Exercise input
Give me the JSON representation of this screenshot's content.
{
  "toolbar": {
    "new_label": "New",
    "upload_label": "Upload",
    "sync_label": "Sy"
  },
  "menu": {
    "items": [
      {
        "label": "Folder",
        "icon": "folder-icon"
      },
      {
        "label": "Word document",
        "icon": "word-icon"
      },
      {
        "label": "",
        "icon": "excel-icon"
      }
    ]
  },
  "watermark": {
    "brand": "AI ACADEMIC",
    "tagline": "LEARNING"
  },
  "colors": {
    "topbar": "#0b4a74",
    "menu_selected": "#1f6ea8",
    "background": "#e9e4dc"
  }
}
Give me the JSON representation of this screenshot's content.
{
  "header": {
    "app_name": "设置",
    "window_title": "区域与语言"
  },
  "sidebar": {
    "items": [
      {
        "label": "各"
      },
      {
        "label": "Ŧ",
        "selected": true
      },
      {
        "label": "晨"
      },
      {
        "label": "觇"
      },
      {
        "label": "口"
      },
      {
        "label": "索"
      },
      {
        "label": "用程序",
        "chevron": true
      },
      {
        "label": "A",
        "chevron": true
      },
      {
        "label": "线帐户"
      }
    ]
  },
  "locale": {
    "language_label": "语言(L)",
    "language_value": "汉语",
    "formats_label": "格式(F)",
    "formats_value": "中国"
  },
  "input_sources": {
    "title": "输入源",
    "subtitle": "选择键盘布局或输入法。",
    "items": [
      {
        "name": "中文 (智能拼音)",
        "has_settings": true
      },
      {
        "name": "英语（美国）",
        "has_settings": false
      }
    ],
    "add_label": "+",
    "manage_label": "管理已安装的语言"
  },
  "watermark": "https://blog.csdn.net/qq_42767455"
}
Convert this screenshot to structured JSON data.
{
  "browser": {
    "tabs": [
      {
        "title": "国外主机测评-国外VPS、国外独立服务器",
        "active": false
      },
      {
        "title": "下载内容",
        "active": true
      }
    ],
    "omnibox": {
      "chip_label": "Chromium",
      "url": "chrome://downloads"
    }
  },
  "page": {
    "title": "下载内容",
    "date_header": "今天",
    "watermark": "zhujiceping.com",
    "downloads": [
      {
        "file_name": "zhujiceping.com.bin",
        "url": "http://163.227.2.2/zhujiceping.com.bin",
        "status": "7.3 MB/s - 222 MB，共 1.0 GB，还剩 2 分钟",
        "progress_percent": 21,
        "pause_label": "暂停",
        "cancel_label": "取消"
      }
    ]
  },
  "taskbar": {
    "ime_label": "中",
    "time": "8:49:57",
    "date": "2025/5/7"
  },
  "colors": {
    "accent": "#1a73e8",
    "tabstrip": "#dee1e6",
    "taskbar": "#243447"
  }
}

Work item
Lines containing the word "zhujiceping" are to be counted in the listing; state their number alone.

Result below
3